(Source records)
################
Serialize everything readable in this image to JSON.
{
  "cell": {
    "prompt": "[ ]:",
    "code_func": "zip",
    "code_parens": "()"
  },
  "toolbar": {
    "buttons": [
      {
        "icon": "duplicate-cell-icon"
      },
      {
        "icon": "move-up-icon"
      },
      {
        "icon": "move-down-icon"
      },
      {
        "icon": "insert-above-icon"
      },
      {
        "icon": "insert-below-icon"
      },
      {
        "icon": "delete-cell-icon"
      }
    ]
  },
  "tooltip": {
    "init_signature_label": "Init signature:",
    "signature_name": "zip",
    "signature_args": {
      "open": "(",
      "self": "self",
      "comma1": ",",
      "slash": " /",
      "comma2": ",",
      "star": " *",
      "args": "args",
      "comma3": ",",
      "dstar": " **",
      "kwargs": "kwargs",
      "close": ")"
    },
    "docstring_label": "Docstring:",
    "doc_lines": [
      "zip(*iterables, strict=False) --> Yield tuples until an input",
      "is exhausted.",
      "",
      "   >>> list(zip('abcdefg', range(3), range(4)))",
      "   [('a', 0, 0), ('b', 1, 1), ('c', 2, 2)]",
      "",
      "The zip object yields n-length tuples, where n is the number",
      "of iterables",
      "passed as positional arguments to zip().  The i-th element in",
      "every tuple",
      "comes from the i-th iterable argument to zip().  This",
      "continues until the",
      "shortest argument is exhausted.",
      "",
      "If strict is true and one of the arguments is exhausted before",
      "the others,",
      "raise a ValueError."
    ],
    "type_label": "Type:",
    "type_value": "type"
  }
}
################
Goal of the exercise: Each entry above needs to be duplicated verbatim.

Solution for this problem:
Serialize everything readable in this image to JSON.
{
  "cell": {
    "prompt": "[ ]:",
    "code_func": "zip",
    "code_parens": "()"
  },
  "toolbar": {
    "buttons": [
      {
        "icon": "duplicate-cell-icon"
      },
      {
        "icon": "move-up-icon"
      },
      {
        "icon": "move-down-icon"
      },
      {
        "icon": "insert-above-icon"
      },
      {
        "icon": "insert-below-icon"
      },
      {
        "icon": "delete-cell-icon"
      }
    ]
  },
  "tooltip": {
    "init_signature_label": "Init signature:",
    "signature_name": "zip",
    "signature_args": {
      "open": "(",
      "self": "self",
      "comma1": ",",
      "slash": " /",
      "comma2": ",",
      "star": " *",
      "args": "args",
      "comma3": ",",
      "dstar": " **",
      "kwargs": "kwargs",
      "close": ")"
    },
    "docstring_label": "Docstring:",
    "doc_lines": [
      "zip(*iterables, strict=False) --> Yield tuples until an input",
      "is exhausted.",
      "",
      "   >>> list(zip('abcdefg', range(3), range(4)))",
      "   [('a', 0, 0), ('b', 1, 1), ('c', 2, 2)]",
      "",
      "The zip object yields n-length tuples, where n is the number",
      "of iterables",
      "passed as positional arguments to zip().  The i-th element in",
      "every tuple",
      "comes from the i-th iterable argument to zip().  This",
      "continues until the",
      "shortest argument is exhausted.",
      "",
      "If strict is true and one of the arguments is exhausted before",
      "the others,",
      "raise a ValueError."
    ],
    "type_label": "Type:",
    "type_value": "type"
  }
}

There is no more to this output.